Attorney-General of the Federation (AGF) and Justice Minister Abubkar Malami has justified his recent constitution of a 22-member inter-ministerial committee for the disposal of assets forfeited to the Federal Government.
Malami, in a statement on Tuesday in Abuja, argued that those criticising his decision for constituting the committee and pursuant to President Muhammadu Buhari’s directive, merely exhibited ignorance of the law.
The statement by the AGF’s spokesman, Dr. Umar Gwndu, reads: “…Malami (SAN) acted in compliance with the extant laws, including the provisions of the Economic and Financial Crimes Commission (EFCC) Establishment Act 2004 in setting up the recently inaugurated Inter-Ministerial Asset Disposal Committee.
“A community reading of the provisions of Section 31(1-4) and Section 43 of the EFFC Establishment Act 2004 will not only justify the action of the minister but also clear doubts on the misconceived and shallow legal analysis in the public space on the legality or otherwise of the committee.

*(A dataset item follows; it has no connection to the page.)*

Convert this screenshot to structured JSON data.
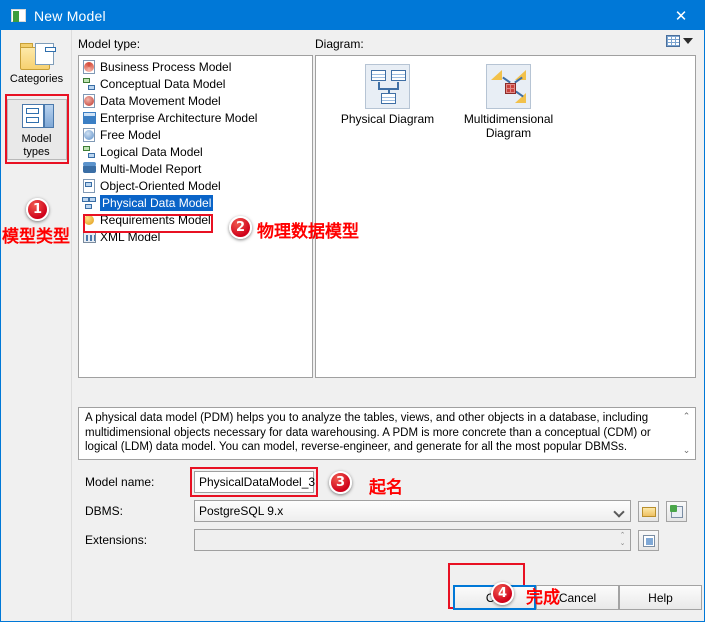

“The lack of understanding of the law was imminent in the wrong impression being created which was fuelled by the faulty assumption that only the EFCC is engaged in asset recovery and forfeiture proceedings. Hence the challenge to the setting-up and mandate of the Committee.

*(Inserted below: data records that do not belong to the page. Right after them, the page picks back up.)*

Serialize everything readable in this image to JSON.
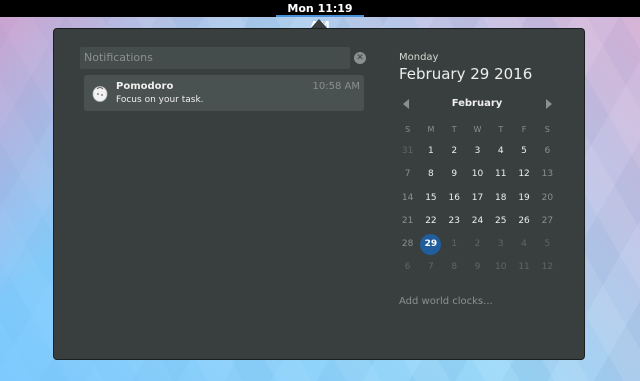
{
  "topbar": {
    "clock": "Mon 11:19 AM"
  },
  "notifications": {
    "header": "Notifications",
    "clear_icon": "close-circle-icon",
    "items": [
      {
        "icon": "pomodoro-icon",
        "title": "Pomodoro",
        "body": "Focus on your task.",
        "time": "10:58 AM"
      }
    ]
  },
  "calendar": {
    "weekday": "Monday",
    "date": "February 29 2016",
    "month": "February",
    "day_headers": [
      "S",
      "M",
      "T",
      "W",
      "T",
      "F",
      "S"
    ],
    "weeks": [
      [
        "31",
        "1",
        "2",
        "3",
        "4",
        "5",
        "6"
      ],
      [
        "7",
        "8",
        "9",
        "10",
        "11",
        "12",
        "13"
      ],
      [
        "14",
        "15",
        "16",
        "17",
        "18",
        "19",
        "20"
      ],
      [
        "21",
        "22",
        "23",
        "24",
        "25",
        "26",
        "27"
      ],
      [
        "28",
        "29",
        "1",
        "2",
        "3",
        "4",
        "5"
      ],
      [
        "6",
        "7",
        "8",
        "9",
        "10",
        "11",
        "12"
      ]
    ],
    "selected_day": "29",
    "world_clocks_link": "Add world clocks...",
    "accent_color": "#215d9c"
  }
}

“In issuing regulations and setting up a committee for asset disposal, the Attorney-General of the Federation was guided, amongst other statutory provisions, by the wordings of sections 31(4) & 43 of the EFCC Act, which confers the Attorney-General of the Federation with the powers to make rules or regulations with respect to the exercise of any of the duties, functions or powers of the EFCC (inclusive of asset disposal).
“For the avoidance of doubt Section 43 of the EFFC Act provides thus: ‘The Attorney-General of the Federation may make rules or regulations with respect to the exercise of any of the duties, functions or powers of the commission under this Act.’
“It is elementary law that the process of asset forfeiture and disposal constitutes part and parcel of criminal prosecution. It is also trite law that all prosecuting agencies derive their powers to prosecute from that of the constitutional and statutory powers of the Attorney General of the Federation.”